## WHAT TO WORK ON
Every line of the data below should be printed exactly.

App and web page records:

• • • •

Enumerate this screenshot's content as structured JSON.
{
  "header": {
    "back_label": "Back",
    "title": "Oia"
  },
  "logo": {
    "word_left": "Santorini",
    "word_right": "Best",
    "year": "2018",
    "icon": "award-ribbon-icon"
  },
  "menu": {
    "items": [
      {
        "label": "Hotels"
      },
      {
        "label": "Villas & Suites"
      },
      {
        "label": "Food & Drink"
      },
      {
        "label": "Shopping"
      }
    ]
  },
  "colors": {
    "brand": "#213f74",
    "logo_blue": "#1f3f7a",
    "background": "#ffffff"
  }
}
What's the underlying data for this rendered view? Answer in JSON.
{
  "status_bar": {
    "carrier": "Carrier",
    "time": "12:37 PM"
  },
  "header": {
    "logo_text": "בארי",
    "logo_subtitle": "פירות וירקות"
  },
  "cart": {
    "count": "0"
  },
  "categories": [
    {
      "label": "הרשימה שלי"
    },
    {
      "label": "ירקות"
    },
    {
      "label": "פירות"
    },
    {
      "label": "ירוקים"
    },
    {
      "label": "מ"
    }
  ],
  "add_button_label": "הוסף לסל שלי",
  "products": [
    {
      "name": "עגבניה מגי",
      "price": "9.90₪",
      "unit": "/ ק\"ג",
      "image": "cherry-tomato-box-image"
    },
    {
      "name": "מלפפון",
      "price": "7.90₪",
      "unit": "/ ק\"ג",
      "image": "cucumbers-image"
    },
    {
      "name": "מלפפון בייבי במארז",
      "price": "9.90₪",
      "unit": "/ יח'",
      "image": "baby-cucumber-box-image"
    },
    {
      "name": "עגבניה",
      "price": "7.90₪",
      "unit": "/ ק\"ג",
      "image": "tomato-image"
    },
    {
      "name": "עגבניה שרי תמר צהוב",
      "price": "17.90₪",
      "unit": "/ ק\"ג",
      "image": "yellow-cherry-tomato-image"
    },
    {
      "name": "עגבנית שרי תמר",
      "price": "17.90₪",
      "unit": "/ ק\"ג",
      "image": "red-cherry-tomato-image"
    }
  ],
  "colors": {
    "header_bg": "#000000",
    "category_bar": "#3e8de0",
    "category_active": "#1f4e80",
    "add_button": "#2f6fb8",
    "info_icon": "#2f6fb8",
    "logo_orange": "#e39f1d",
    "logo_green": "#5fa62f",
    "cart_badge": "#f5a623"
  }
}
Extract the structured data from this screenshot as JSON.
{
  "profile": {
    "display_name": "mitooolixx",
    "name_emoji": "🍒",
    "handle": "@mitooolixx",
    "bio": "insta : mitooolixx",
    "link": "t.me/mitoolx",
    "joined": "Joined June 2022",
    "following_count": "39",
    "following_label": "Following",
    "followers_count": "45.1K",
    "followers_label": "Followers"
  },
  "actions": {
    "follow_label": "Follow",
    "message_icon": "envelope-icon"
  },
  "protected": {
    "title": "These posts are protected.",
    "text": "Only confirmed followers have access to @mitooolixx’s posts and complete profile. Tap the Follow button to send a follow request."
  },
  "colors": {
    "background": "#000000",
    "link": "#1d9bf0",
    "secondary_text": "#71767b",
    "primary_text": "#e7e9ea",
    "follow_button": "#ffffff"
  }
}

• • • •

## RESULT OF THIS TASK
Enumerate this screenshot's content as structured JSON.
{
  "header": {
    "back_label": "Back",
    "title": "Oia"
  },
  "logo": {
    "word_left": "Santorini",
    "word_right": "Best",
    "year": "2018",
    "icon": "award-ribbon-icon"
  },
  "menu": {
    "items": [
      {
        "label": "Hotels"
      },
      {
        "label": "Villas & Suites"
      },
      {
        "label": "Food & Drink"
      },
      {
        "label": "Shopping"
      }
    ]
  },
  "colors": {
    "brand": "#213f74",
    "logo_blue": "#1f3f7a",
    "background": "#ffffff"
  }
}
What's the underlying data for this rendered view? Answer in JSON.
{
  "status_bar": {
    "carrier": "Carrier",
    "time": "12:37 PM"
  },
  "header": {
    "logo_text": "בארי",
    "logo_subtitle": "פירות וירקות"
  },
  "cart": {
    "count": "0"
  },
  "categories": [
    {
      "label": "הרשימה שלי"
    },
    {
      "label": "ירקות"
    },
    {
      "label": "פירות"
    },
    {
      "label": "ירוקים"
    },
    {
      "label": "מ"
    }
  ],
  "add_button_label": "הוסף לסל שלי",
  "products": [
    {
      "name": "עגבניה מגי",
      "price": "9.90₪",
      "unit": "/ ק\"ג",
      "image": "cherry-tomato-box-image"
    },
    {
      "name": "מלפפון",
      "price": "7.90₪",
      "unit": "/ ק\"ג",
      "image": "cucumbers-image"
    },
    {
      "name": "מלפפון בייבי במארז",
      "price": "9.90₪",
      "unit": "/ יח'",
      "image": "baby-cucumber-box-image"
    },
    {
      "name": "עגבניה",
      "price": "7.90₪",
      "unit": "/ ק\"ג",
      "image": "tomato-image"
    },
    {
      "name": "עגבניה שרי תמר צהוב",
      "price": "17.90₪",
      "unit": "/ ק\"ג",
      "image": "yellow-cherry-tomato-image"
    },
    {
      "name": "עגבנית שרי תמר",
      "price": "17.90₪",
      "unit": "/ ק\"ג",
      "image": "red-cherry-tomato-image"
    }
  ],
  "colors": {
    "header_bg": "#000000",
    "category_bar": "#3e8de0",
    "category_active": "#1f4e80",
    "add_button": "#2f6fb8",
    "info_icon": "#2f6fb8",
    "logo_orange": "#e39f1d",
    "logo_green": "#5fa62f",
    "cart_badge": "#f5a623"
  }
}
Extract the structured data from this screenshot as JSON.
{
  "profile": {
    "display_name": "mitooolixx",
    "name_emoji": "🍒",
    "handle": "@mitooolixx",
    "bio": "insta : mitooolixx",
    "link": "t.me/mitoolx",
    "joined": "Joined June 2022",
    "following_count": "39",
    "following_label": "Following",
    "followers_count": "45.1K",
    "followers_label": "Followers"
  },
  "actions": {
    "follow_label": "Follow",
    "message_icon": "envelope-icon"
  },
  "protected": {
    "title": "These posts are protected.",
    "text": "Only confirmed followers have access to @mitooolixx’s posts and complete profile. Tap the Follow button to send a follow request."
  },
  "colors": {
    "background": "#000000",
    "link": "#1d9bf0",
    "secondary_text": "#71767b",
    "primary_text": "#e7e9ea",
    "follow_button": "#ffffff"
  }
}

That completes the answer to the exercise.